First, Know Your Lupus
When I was first diagnosed, my immediate family experienced the discovery with me. As I learned new things, I would pass it on. Because of this, my need to truly explain it to those closest to me was not really a necessity.
However, as time went on and more symptoms and complications presented themselves, I found that I needed to expand the awareness to those beyond my immediate family.
I was a school teacher at the time and because I found myself under the weather more frequently, it became necessary to share what was going on with my colleagues, administration, and students.
I also became aware of the fact that very few of my extended family knew what I was going through, and it became serious enough that I felt the need to also reveal my condition to those who cared about me, but were not present in my everyday life.
Explaining Lupus to Family
The first thing I did was write a family letter. I went back to the beginning and shared my timeline of discovery as concisely as I could.
It was a bit overwhelming, but I was able to mold my illness in this form so that it was clearly explained with the most important details, without just spitting it out.
By the time I shared the letter, it was well written and easy to follow. I wrote it much like a story and included humor where I could so that the information wasn’t too heavy or doom and gloom.
I shared a link to The Lupus Foundation of America as their website is full of information, details, and descriptions. By directing them to an official site, much of the explanation was done for me.
Certainly, I shared which organs were involved in my particular case so that they could explore those areas without having to pick through the information to determine what was relevant to me. This was a huge help!
I was open and honest and suggested they ask me any questions they had. I did not want them to feel uncomfortable or see me as a fragile sick person.

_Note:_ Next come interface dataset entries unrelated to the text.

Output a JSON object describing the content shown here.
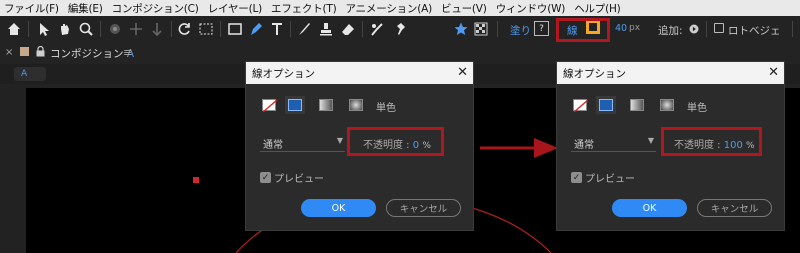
{
  "menu": [
    "ファイル(F)",
    "編集(E)",
    "コンポジション(C)",
    "レイヤー(L)",
    "エフェクト(T)",
    "アニメーション(A)",
    "ビュー(V)",
    "ウィンドウ(W)",
    "ヘルプ(H)"
  ],
  "toolbar": {
    "fill_label": "塗り",
    "fill_box": "?",
    "stroke_label": "線",
    "stroke_width": "40",
    "stroke_unit": "px",
    "add_label": "追加:",
    "roto_label": "ロトベジェ"
  },
  "panel": {
    "comp_label": "コンポジション",
    "comp_name": "A",
    "sub_tab": "A"
  },
  "dialog_left": {
    "title": "線オプション",
    "mono_label": "単色",
    "blend_mode": "通常",
    "opacity_label": "不透明度 :",
    "opacity_value": "0",
    "opacity_unit": "%",
    "preview_label": "プレビュー",
    "ok_label": "OK",
    "cancel_label": "キャンセル"
  },
  "dialog_right": {
    "title": "線オプション",
    "mono_label": "単色",
    "blend_mode": "通常",
    "opacity_label": "不透明度 :",
    "opacity_value": "100",
    "opacity_unit": "%",
    "preview_label": "プレビュー",
    "ok_label": "OK",
    "cancel_label": "キャンセル"
  },
  "colors": {
    "accent": "#2f8af5",
    "highlight": "#b0171f",
    "stroke_swatch": "#f5a623",
    "circle_stroke": "#b02020"
  },
  "icons": [
    "home-icon",
    "selection-tool-icon",
    "hand-tool-icon",
    "zoom-tool-icon",
    "rotate-tool-icon",
    "camera-tool-icon",
    "anchor-tool-icon",
    "rectangle-tool-icon",
    "pen-tool-icon",
    "text-tool-icon",
    "brush-tool-icon",
    "clone-stamp-icon",
    "eraser-icon",
    "roto-brush-icon",
    "puppet-pin-icon",
    "star-icon",
    "checker-icon"
  ]
}
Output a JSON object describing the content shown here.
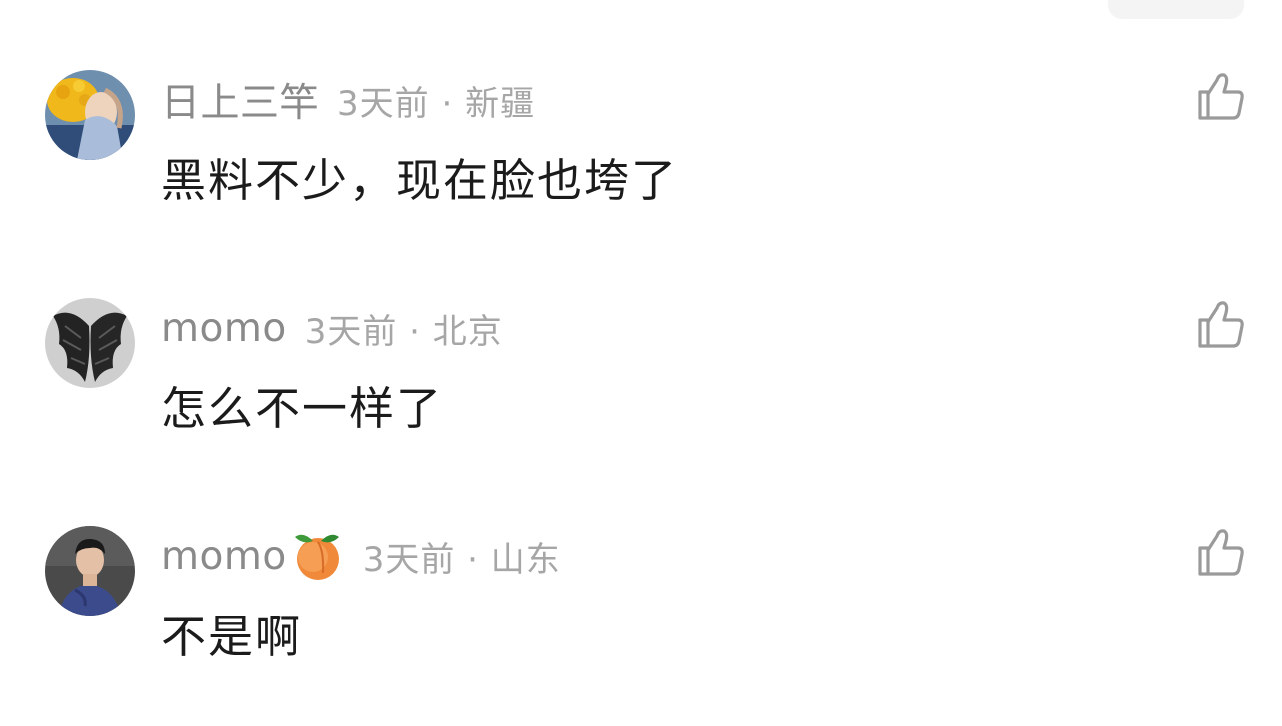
{
  "comments": [
    {
      "username": "日上三竿",
      "time_location": "3天前 · 新疆",
      "text": "黑料不少，现在脸也垮了",
      "avatar_icon": "avatar-flower-portrait",
      "badge": ""
    },
    {
      "username": "momo",
      "time_location": "3天前 · 北京",
      "text": "怎么不一样了",
      "avatar_icon": "avatar-dark-wings",
      "badge": ""
    },
    {
      "username": "momo",
      "time_location": "3天前 · 山东",
      "text": "不是啊",
      "avatar_icon": "avatar-man-portrait",
      "badge": "peach-emoji"
    }
  ],
  "colors": {
    "username": "#8a8a8a",
    "meta": "#a6a6a6",
    "text": "#1b1b1b",
    "icon": "#9a9a9a",
    "background": "#ffffff"
  }
}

My family was receptive and since sharing the initial information, I continue to offer updates through e-mail. I also started a blog, which allows my family — as well as others — to follow along with my journey without me needing to constantly update them with details.